Assigned task | Your reply should hold only the lines from the records below where "Upload" occurs.

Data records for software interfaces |
::::

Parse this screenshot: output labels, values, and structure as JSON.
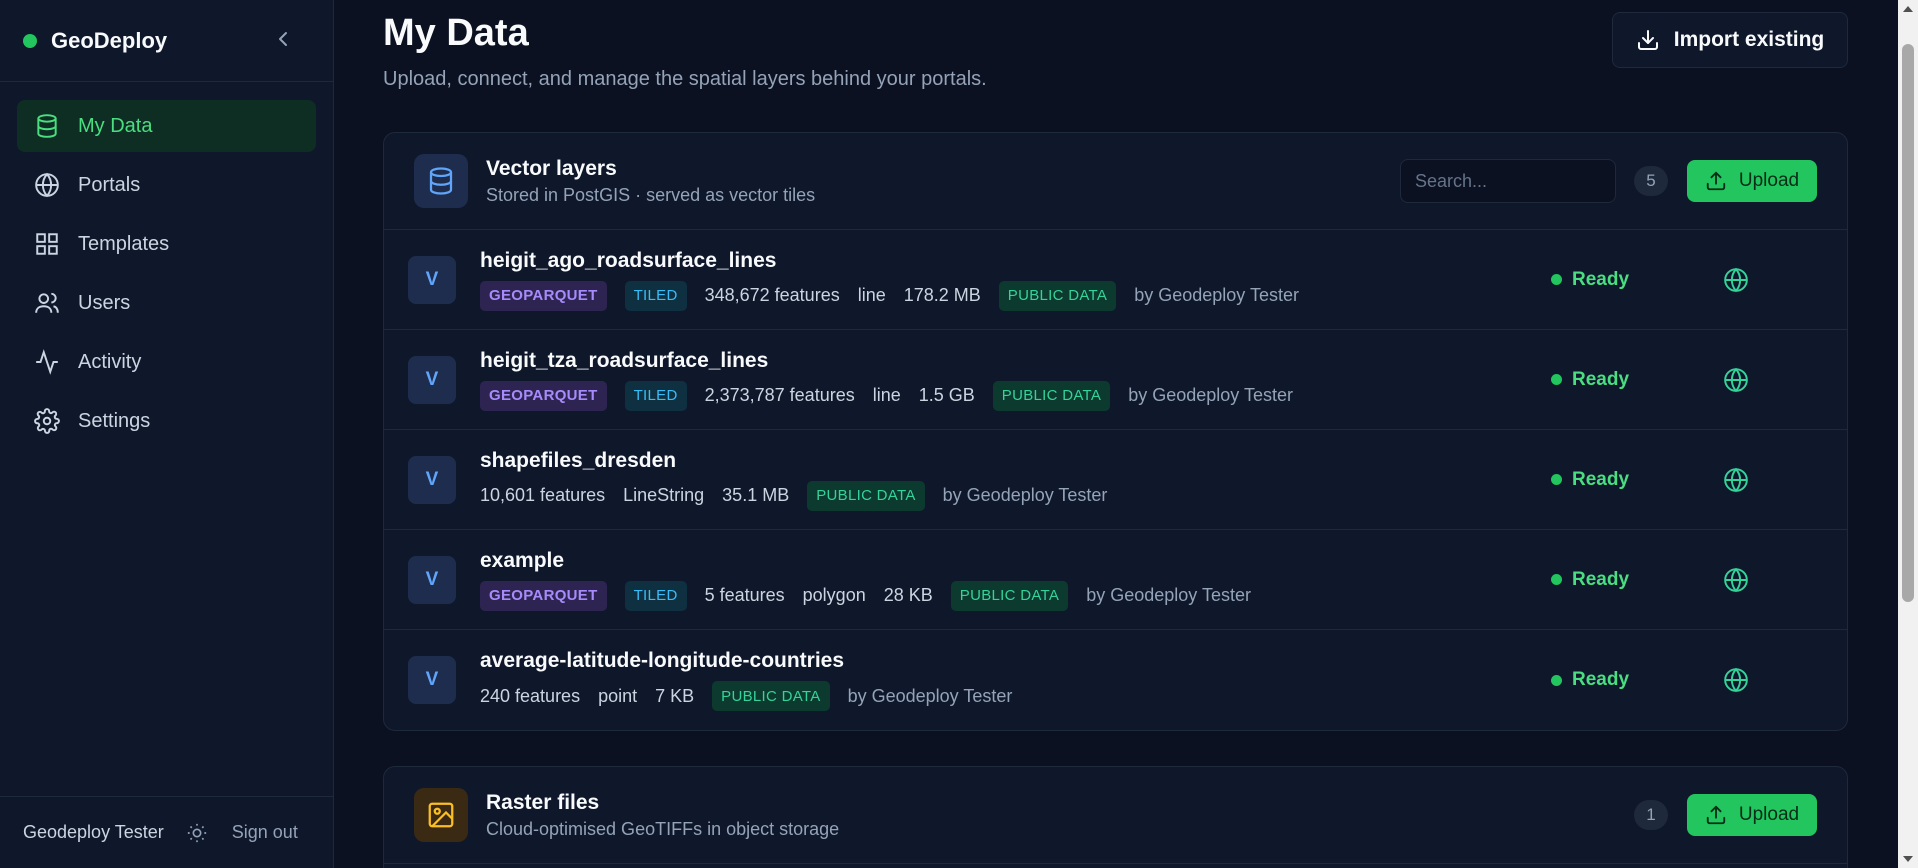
{
  "brand": {
    "name": "GeoDeploy",
    "accent": "#22c55e"
  },
  "sidebar": {
    "items": [
      {
        "label": "My Data",
        "icon": "database-icon",
        "active": true
      },
      {
        "label": "Portals",
        "icon": "globe-icon"
      },
      {
        "label": "Templates",
        "icon": "grid-icon"
      },
      {
        "label": "Users",
        "icon": "users-icon"
      },
      {
        "label": "Activity",
        "icon": "activity-icon"
      },
      {
        "label": "Settings",
        "icon": "gear-icon"
      }
    ],
    "footer": {
      "user": "Geodeploy Tester",
      "sign_out": "Sign out"
    }
  },
  "header": {
    "title": "My Data",
    "subtitle": "Upload, connect, and manage the spatial layers behind your portals.",
    "import_label": "Import existing"
  },
  "vector": {
    "title": "Vector layers",
    "subtitle": "Stored in PostGIS · served as vector tiles",
    "search_placeholder": "Search...",
    "count": "5",
    "upload_label": "Upload",
    "rows": [
      {
        "badge": "V",
        "name": "heigit_ago_roadsurface_lines",
        "format": "GEOPARQUET",
        "tiled": "TILED",
        "features": "348,672 features",
        "geometry": "line",
        "size": "178.2 MB",
        "access": "PUBLIC DATA",
        "owner": "by Geodeploy Tester",
        "status": "Ready"
      },
      {
        "badge": "V",
        "name": "heigit_tza_roadsurface_lines",
        "format": "GEOPARQUET",
        "tiled": "TILED",
        "features": "2,373,787 features",
        "geometry": "line",
        "size": "1.5 GB",
        "access": "PUBLIC DATA",
        "owner": "by Geodeploy Tester",
        "status": "Ready"
      },
      {
        "badge": "V",
        "name": "shapefiles_dresden",
        "format": "",
        "tiled": "",
        "features": "10,601 features",
        "geometry": "LineString",
        "size": "35.1 MB",
        "access": "PUBLIC DATA",
        "owner": "by Geodeploy Tester",
        "status": "Ready"
      },
      {
        "badge": "V",
        "name": "example",
        "format": "GEOPARQUET",
        "tiled": "TILED",
        "features": "5 features",
        "geometry": "polygon",
        "size": "28 KB",
        "access": "PUBLIC DATA",
        "owner": "by Geodeploy Tester",
        "status": "Ready"
      },
      {
        "badge": "V",
        "name": "average-latitude-longitude-countries",
        "format": "",
        "tiled": "",
        "features": "240 features",
        "geometry": "point",
        "size": "7 KB",
        "access": "PUBLIC DATA",
        "owner": "by Geodeploy Tester",
        "status": "Ready"
      }
    ]
  },
  "raster": {
    "title": "Raster files",
    "subtitle": "Cloud-optimised GeoTIFFs in object storage",
    "count": "1",
    "upload_label": "Upload"
  }
}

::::

Answer section |
    "subtitle": "Upload, connect, and manage the spatial layers behind your portals.",
    "upload_label": "Upload",
    "upload_label": "Upload"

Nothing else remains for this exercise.